* _Directions_: What is the number of lines below that include "title"? Give that number alone.

* _Input for this task_:
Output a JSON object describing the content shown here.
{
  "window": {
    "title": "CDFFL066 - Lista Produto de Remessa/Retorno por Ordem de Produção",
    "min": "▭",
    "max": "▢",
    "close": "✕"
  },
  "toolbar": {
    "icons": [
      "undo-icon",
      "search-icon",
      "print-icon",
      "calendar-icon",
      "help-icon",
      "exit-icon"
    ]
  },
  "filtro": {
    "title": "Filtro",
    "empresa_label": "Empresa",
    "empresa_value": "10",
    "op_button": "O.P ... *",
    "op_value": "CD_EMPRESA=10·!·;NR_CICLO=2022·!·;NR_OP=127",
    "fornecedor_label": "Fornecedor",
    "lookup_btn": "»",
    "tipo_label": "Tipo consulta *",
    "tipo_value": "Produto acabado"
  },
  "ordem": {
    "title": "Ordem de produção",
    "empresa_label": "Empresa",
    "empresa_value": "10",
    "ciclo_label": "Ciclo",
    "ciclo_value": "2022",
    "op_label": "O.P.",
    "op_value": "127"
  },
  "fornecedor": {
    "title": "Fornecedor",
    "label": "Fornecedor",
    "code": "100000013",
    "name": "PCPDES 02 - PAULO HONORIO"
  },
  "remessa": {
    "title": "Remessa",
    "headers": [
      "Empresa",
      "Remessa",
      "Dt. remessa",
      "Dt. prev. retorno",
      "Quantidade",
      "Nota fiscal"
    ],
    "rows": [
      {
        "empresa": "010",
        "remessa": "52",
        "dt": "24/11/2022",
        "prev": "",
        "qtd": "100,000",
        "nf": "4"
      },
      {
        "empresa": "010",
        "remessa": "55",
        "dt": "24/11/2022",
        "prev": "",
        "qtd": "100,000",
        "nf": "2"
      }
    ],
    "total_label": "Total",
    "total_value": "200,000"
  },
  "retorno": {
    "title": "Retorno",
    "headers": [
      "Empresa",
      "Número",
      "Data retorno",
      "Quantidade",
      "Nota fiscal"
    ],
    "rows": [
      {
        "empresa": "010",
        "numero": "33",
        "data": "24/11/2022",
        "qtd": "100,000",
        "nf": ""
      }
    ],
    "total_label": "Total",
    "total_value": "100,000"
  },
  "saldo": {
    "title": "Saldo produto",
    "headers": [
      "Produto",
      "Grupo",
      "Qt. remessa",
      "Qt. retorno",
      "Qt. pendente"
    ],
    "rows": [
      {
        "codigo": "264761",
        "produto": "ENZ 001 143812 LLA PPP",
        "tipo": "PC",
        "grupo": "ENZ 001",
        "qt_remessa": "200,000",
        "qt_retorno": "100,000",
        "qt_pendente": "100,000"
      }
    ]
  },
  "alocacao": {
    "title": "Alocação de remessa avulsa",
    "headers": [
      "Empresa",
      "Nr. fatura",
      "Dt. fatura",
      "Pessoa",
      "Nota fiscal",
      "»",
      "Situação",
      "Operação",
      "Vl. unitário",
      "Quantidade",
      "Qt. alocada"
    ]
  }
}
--
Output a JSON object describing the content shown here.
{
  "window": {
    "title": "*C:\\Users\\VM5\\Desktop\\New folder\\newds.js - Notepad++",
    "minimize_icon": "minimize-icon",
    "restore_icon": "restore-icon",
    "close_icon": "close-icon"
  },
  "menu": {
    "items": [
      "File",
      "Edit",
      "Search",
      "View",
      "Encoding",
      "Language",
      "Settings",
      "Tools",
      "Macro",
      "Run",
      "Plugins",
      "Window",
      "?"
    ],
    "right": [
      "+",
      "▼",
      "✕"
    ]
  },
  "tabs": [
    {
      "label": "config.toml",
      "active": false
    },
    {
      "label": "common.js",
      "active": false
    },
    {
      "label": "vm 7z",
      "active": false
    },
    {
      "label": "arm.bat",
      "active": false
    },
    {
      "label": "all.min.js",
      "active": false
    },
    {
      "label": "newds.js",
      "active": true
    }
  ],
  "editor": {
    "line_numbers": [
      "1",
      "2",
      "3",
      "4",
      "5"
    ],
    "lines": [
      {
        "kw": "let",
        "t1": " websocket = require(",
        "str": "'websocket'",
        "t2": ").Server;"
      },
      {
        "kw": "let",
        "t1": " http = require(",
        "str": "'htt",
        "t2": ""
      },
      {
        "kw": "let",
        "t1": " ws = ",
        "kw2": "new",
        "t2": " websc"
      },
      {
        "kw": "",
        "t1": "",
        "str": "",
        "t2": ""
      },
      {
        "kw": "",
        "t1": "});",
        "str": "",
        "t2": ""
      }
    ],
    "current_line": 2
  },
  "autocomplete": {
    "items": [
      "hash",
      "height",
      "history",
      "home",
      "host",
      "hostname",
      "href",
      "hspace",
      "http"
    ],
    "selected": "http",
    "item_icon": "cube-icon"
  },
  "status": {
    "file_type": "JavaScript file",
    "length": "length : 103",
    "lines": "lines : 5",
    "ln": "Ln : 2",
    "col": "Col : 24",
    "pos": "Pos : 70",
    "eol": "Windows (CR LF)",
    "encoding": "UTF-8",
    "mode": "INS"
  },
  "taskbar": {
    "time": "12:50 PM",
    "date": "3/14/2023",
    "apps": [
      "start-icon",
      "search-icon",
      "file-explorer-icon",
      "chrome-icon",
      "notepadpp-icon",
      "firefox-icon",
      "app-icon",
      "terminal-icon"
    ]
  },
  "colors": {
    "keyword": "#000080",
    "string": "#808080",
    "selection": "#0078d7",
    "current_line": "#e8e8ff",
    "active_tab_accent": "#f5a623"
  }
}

* _Worked solution_: 9